The same principle can apply to charities.
Asked what could be done to prevent hacks in light of the recent DAO hack, Davies said human error and poor coding played a part in that unfortunate event, but these are areas that can improve in future iterations.
“I don’t think it demonstrated that there was anything fundamentally wrong with the idea of a DAO in general, though,” Davies said. “Hopefully the next iteration (once the dust settles) will be more robust.”
“Also, a charitable DAO might stand a better chance because participants are not being asked to make decisions in their own self-interest (e.g., investment decisions) but rather with a view to the collective good,” he said.
Registering a CSOs on a blockchain will reduce management costs enormously by eliminating the need for third parties to maintain dedicated registers for organizations. Administrative costs would also be reduced. In addition, governance can be achieved by recording transactions directly to a blockchain.
With the right algorithms deployed on the blockchain, the registration process could be automated to the point where applications could be accepted or rejected on the basis of available information. The small number of uncertain cases could be automatically referred for adjudication. Such a system could operate based on consensus; CSOs would own their own information register.
As for the reporting function, blockchain technology would bring a major transformation as information will be available in real time.
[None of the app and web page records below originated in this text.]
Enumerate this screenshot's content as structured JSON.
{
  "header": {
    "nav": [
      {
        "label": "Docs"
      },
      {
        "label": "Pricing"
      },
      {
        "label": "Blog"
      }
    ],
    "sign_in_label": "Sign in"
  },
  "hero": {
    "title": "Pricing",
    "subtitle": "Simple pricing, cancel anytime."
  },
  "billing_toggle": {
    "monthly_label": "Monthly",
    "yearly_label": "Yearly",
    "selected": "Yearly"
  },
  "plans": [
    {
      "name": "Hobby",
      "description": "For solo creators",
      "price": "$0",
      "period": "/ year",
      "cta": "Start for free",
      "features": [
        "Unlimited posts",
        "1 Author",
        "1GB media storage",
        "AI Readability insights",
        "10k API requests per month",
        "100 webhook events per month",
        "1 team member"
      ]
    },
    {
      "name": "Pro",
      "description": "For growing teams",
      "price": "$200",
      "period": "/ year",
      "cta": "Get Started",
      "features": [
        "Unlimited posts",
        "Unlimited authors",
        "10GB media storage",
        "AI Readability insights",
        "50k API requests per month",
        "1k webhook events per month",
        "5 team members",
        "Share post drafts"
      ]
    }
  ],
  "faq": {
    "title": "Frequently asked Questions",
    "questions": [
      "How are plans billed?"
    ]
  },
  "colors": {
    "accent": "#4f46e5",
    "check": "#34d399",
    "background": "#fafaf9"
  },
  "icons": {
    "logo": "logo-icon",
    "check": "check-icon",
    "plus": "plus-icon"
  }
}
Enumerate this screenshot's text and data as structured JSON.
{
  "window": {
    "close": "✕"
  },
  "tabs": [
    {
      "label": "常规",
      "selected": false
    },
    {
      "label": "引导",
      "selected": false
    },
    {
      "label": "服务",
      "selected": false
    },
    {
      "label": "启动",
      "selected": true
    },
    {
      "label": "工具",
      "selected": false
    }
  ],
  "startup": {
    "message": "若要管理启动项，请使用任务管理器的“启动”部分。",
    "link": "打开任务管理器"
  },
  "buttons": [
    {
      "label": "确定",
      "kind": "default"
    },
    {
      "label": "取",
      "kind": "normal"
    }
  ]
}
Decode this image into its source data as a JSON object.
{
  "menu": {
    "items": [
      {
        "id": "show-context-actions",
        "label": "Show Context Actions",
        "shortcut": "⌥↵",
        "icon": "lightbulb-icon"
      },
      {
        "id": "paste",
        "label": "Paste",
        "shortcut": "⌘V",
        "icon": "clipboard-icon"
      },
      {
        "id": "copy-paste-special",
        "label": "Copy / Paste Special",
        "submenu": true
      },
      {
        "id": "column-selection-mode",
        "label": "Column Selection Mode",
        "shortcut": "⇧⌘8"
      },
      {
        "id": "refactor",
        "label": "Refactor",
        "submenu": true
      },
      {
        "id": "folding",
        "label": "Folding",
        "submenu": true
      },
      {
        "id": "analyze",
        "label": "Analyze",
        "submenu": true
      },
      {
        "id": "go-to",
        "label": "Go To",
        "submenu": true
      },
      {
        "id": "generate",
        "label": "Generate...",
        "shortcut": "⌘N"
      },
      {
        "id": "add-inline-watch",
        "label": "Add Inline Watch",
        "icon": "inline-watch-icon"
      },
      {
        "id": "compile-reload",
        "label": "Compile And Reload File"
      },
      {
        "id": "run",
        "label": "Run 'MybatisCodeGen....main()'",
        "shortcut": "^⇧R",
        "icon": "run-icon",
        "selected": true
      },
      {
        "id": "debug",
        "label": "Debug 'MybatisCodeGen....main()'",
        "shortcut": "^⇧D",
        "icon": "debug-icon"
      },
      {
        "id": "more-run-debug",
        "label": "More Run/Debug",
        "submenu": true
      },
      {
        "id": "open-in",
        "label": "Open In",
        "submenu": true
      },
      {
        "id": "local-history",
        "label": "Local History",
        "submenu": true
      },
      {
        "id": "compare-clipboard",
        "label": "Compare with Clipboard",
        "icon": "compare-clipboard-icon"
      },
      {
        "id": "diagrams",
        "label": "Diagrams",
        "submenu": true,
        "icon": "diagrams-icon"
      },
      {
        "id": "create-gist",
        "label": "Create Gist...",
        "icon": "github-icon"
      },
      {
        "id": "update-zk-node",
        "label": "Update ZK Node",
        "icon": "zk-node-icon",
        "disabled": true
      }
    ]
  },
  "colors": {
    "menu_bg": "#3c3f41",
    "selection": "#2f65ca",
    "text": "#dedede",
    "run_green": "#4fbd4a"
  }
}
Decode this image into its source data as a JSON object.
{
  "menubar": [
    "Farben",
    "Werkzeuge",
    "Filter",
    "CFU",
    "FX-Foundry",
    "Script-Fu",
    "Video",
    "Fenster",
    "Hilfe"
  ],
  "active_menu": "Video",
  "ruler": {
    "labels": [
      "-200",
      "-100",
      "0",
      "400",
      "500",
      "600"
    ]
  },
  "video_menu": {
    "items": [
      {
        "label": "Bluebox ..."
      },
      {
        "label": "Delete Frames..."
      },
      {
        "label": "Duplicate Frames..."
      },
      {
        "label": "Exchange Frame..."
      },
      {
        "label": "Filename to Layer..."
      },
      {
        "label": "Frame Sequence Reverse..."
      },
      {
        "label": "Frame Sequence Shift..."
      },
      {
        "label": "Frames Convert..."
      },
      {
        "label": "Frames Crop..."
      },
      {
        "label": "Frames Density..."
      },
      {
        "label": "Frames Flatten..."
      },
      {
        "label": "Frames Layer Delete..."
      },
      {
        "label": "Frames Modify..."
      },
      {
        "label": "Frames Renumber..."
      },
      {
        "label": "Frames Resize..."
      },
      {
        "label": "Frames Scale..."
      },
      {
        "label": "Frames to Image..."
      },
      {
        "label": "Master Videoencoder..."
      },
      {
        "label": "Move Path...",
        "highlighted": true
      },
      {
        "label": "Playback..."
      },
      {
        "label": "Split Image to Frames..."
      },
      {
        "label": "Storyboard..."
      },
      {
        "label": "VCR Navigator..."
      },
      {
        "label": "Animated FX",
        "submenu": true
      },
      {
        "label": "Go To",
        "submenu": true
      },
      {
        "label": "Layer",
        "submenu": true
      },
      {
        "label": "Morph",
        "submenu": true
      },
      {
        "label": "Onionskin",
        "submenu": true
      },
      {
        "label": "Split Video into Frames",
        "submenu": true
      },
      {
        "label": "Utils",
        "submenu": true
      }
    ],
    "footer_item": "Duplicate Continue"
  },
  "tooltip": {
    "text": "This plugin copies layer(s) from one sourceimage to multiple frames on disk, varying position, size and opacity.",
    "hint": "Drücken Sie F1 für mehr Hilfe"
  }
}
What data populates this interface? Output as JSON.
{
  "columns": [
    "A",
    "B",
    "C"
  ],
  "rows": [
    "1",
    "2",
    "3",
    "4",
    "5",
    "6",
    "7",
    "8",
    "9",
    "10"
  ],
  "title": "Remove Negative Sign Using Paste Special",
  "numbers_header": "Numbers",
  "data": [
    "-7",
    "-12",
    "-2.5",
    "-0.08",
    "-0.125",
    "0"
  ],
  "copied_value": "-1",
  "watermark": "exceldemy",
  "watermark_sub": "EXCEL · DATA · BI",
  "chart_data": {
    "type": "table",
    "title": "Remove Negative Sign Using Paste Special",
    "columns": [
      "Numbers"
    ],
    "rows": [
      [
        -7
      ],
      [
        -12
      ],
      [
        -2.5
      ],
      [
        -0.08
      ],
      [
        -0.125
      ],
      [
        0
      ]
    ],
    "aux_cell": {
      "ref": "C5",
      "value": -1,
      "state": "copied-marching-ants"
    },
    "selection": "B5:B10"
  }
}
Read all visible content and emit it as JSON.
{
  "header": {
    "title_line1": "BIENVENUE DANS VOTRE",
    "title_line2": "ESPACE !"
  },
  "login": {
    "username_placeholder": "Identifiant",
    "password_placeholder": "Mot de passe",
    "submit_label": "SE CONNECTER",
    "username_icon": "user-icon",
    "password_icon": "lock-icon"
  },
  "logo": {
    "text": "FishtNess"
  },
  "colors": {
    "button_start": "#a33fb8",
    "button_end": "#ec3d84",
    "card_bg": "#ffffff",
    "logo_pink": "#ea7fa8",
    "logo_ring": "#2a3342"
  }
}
Information would post to the blockchain automatically if the organization used digital currency or digital tokens.
Stakeholders would be better able to trust the integrity of the organization’s data. Costly audits would not be necessary.
Total transparency and real time updating would also help regulators. Because CSOs would be governed by smart contracts, functions could be built into the contracts to ensure an organization was referred to a regulator if certain events occurred.
Smart contracts could also prevent organizations from breaking rules in the first place. A smart contract governing a CSO’s existence on a blockchain could prevent the organization from spending funds improperly, as spending would be governed by the smart contract.
“Governance by algorithm” places a big responsibility on ensuring the smart contracts do not prevent legitimate activities from taking place. Consideration must be given to what authority will determine contract design.
The regulatory sector, however, has not demonstrated as much interest as the not-for-profit sector in the U.K. when it comes to using blockchain technology in regulating charities.
“Most of the interest in regulation in this area so far that I can see is fairly narrowly focused on cryptocurrency,” Davies said. “CSO regulators certainly haven’t started thinking about the impact that wider blockchain tech will have on their operations or the nature of regulation, and one of the points of my paper was to try and kick start some of that thinking.”
As for which blockchains show the most promise, Davies was non-commital.
“It may be an open blockchain that we haven’t even heard of yet, or it may be a permissioned blockchain of some kind (or at least one with different levels of authority),” he said. “The latter is quite likely, given that in many countries there is some sort of legal status that comes with being an official CSO, so if CSO registration shifts to the blockchain, there will need to be accreditation of some kind.”
“But it may also be the case that some people decide to forego the traditional CSO structures and set up charitable organizations as DAOs (or whatever) on open blockchains based on consensus, which could potentially create a two-tier CSO environment (split between ‘traditional’ organizations that get their status from official approval, and ‘new’ organizations which get it from consensus among users).”
Image from iStock.
Last modified: January 25, 2020 11:54 PM UTC